Port Authority OKs Bond Financing for Hotel Project
VIENNA TOWNSHIP, Ohio – The Western Reserve Port Authority voted to move forward Wednesday with assisting NYO Property Group’s redevelopment of the Stambaugh Building in downtown Youngstown as a hotel.
The port authority’s board of directors voted to enter into a capital lease structure with the developer and to issue property-assessed clean energy – or PACE – bonds to finance energy efficiency improvements to the building.
NYO formally announced in November 2014 that it would convert the downtown building into a hotel bearing the Doubletree by Hilton brand. Earlier that year, the developer was awarded a $5 million Ohio Historic Preservation Tax Credit to support the project. When it was first announced, NYO said it hoped the hotel would open by the end of this year.
“It’s a very complicated capital stack,” Anthony Trevena, executive director of the Northeast Ohio Development and Finance Authority, WRPA’s economic development division, said. “You’ve got your senior lender. You’ve got these tax credits for the site.”
According to a project summary posted by the developers online, “The total pre-development cost is estimated at $34 million.”
The WRPA board authorized issuing up to $4 million in the PACE bonds, which it is funding in conjunction with the Development Finance Authority of Summit County.
Trevena characterized approval of the capital lease authorization as a “formality action item.”
The port authority had approved entering into a capital lease arrangement with NYO at a previous meeting, he said. Since the port authority is using the Summit DFA’s bond counsel for the PACE bonds, Roetzel & Andress, rather than the firm it usually works with, Trevena decided to use the same firm on the capital lease component.
As part of the capital lease deal, which would provide NYO tax savings on the project, the board approved authorizing the issuance of bonds totaling $32 million.
“It’s all connected to the ground lease. That’s the potential of how much that project could be,” Trevena said. “We basically become a project owner, if you will.”
From all indications, NYO has lined up the necessary financing for the project, said T. Sharon Woodberry, Youngstown’s director of community planning and economic development.
“We are continuing to keep conversations open with [Dominic] Marchionda,” NYO’s managing partner, she said. “We need to make sure that we have a good understanding of the financial stack and where the funding sources are coming from.
“We are looking forward to step in to address a gap in what’s needed to make the project move forward,” Woodberry continued. “Once we’ve gotten a good handle on what that number is, then the city can offer a specific number in terms of what we can provide in assistance.”
The PACE bonds require the city of Youngstown to create an energy district for the project.
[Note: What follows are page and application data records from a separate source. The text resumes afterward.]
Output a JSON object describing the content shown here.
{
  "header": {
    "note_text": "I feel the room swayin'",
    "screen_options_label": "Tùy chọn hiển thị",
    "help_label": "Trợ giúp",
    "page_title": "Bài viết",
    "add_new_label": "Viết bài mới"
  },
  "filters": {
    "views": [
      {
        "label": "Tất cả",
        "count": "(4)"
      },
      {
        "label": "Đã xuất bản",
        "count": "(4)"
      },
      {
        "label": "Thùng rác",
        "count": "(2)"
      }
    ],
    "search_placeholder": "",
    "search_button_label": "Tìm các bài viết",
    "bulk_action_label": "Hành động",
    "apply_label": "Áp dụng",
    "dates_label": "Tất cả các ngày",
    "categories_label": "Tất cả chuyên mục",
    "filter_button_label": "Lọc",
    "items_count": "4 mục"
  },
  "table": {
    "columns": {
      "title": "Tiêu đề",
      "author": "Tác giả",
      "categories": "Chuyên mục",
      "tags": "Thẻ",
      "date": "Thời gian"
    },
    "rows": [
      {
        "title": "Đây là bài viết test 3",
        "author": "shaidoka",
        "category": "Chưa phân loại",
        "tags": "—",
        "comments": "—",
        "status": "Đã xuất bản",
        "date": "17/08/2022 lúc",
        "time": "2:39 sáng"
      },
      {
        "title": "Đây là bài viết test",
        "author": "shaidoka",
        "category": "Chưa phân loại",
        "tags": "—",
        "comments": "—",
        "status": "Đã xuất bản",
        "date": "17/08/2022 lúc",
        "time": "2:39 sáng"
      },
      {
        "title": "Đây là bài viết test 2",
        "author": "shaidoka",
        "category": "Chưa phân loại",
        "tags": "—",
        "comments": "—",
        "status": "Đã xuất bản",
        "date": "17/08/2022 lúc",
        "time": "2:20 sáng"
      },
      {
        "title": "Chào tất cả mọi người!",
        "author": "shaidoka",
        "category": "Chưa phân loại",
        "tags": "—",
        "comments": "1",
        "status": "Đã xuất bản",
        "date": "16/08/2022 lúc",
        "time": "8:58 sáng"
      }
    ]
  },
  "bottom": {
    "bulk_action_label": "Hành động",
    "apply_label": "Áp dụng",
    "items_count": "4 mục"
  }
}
Mayor John McNally said Wednesday afternoon he does not anticipate “any huge hurdles” when the necessary legislation comes before City Council.
Additionally, the port authority approved issuing up to $2 million in bonds to for Pittsburgh Institute of Aeronautics’ expansion of its hangar at Youngstown-Warren Regional Airport. The two-story, 8,500-square-foot addition will add primarily offices and classrooms to the building where PIA’s local campus is based.
The board also approved an airport use and operating agreement and an air services agreement related to Aerodynamics Inc.’s upcoming launch of daily service.
The airport use and operating agreement replaces the two-year agreement that the port authority approved in in September 2014, which is due to expire in October, said Dan Dickten, director of aviation at the regional airport. That agreement covers what incentives ADI receives, what its space is and what gate it is using, he said.
The air services agreement concentrates on the revenue guarantee the airline receives, he continued. The airline will invoice monthly based on its profits or losses. “If they’re below 5% of profitability we have to make up the difference,” he explained. “If they’re over that, then we get a credit toward that.”
ADI is conducting “proving flights” this week, Dickten said. Ticketing would have started yesterday but the U.S. Department of Transportation didn’t want sales to begin until the proving flights were completed.
“We missed the load night. Load nights are Tuesday nights,” he said. ‘Now it’s going to have to be next Tuesday.” Ticketing would then begin on the global distribution system May 1 on sites such as Travelocity and Orbitz.
Pictured: NYO Property Group’s rendering of how the Stambaugh Building would look at night once it is converted into a hotel.
Copyright 2023 The Business Journal, Youngstown, Ohio.